...Before I continue with my point of this post, I feel the need—in an effort to explain my position to those who quickly jump to conclusions—that I’m adamantly opposed to child pornography and child molestation of any type. I’d actually like to see laboratories use convicted child molesters in cosmetics and household products testing instead of innocent animals; not only would it give us a better idea of what it would do to humans but it would also spare the lives of innocent animals.

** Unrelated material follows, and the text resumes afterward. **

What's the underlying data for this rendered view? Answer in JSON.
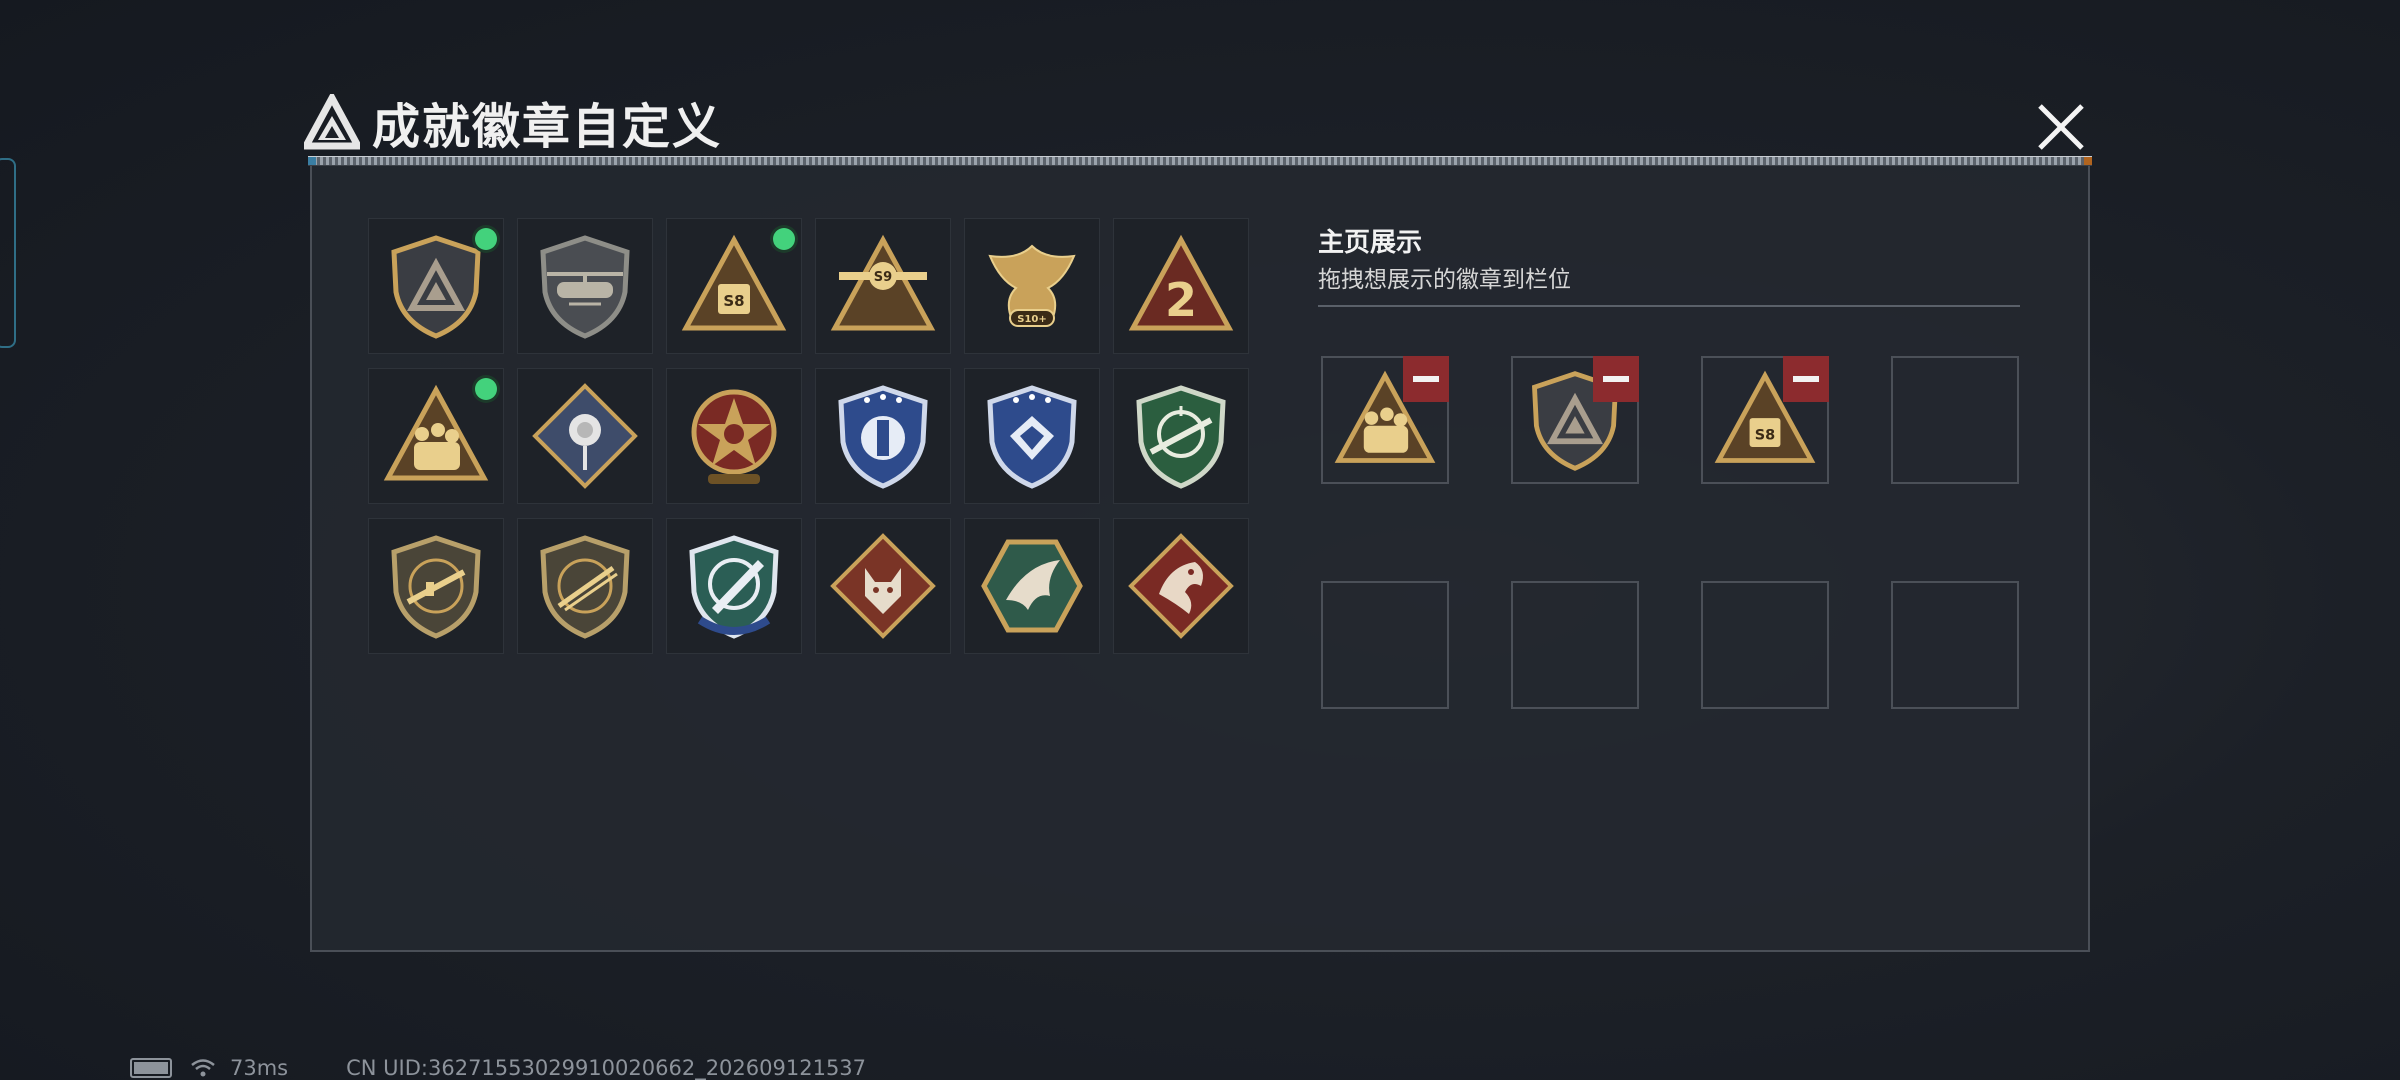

...With that out of the way, the point of this post is this: For those who are supportive of criminalizing virtual child pornography, you have to be aware that you’re opening the floodgates for the criminalization of many more fictionalized criminal acts. If we determine that a crime is a crime, no matter if it’s a pixilated image on your computer screen or on the corner of your block outside your door, we have to be ready to criminalize many more things that are currently accepted as being “just make-believe.”

...For instance, games like the Grand Theft Auto series and even the Medal of Honor series will have the potential for being outlawed. This is because in these games—as well as others, but I’m using these as popular examples—the user has the ability to kill. While the “killing” is nothing more than virtual killing, we’ll have already established a precedent saying that there is no difference between the two. Did you run down a pimp in Grand Theft Auto III? If so, and if we apply the concept that virtual crime is akin to real-life crime, we’ll have no choice but to charge the user with murder. Did you play a Medal of Honor game and kill a Nazi? If so, your intentions might have been noble, but you still committed murder and as such will need to be charged.

...We shouldn’t, however, stop there. If we establish that fictionalized crime is still crime, we have the possibility of investigating charges against those in the movie industry, too. Did Robert Englund really kill dozens of people in the Nightmare on Elm Street movies? No, but it wouldn’t matter because we could argue that it had been established that fictionalized crime was equal to real-life crime.

...What about Murder-Mystery Weekends? The argument easily could be made that while a real murder hasn’t been committed, the act could still be punishable because fictionalized crime is still crime.

...In an effort to defend myself from those who quickly misinterpret things, I must reiterate that this post isn’t to defend virtual child pornography. I’d be more than happy to see those who look at virtual child porn removed from our society (having seen no scientific evidence to suggest otherwise, I’m a firm believer that child molesters can’t be rehabilitated). This is why I applaud Linden Lab, which created Second Life, for being willing to remove the user-introduced child porn—virtual or otherwise—from their site. Their blog states: “Linden Lab has absolutely zero tolerance for depictions of child pornography within Second Life.”

...The purpose of this post is to remind those who oppose the 2002 Supreme Court ruling—from those in law enforcement to soccer moms and dads—that while your intentions are more than noble, you’re failing to consider the consequences of criminalizing depictions of crime. Even if you want it to begin and end with virtual child pornography, it doesn’t mean that it must.

ABC News
ABC News (comment thread)
BBC News
Duke Law & Technology Review
Second Life blog (comment thread)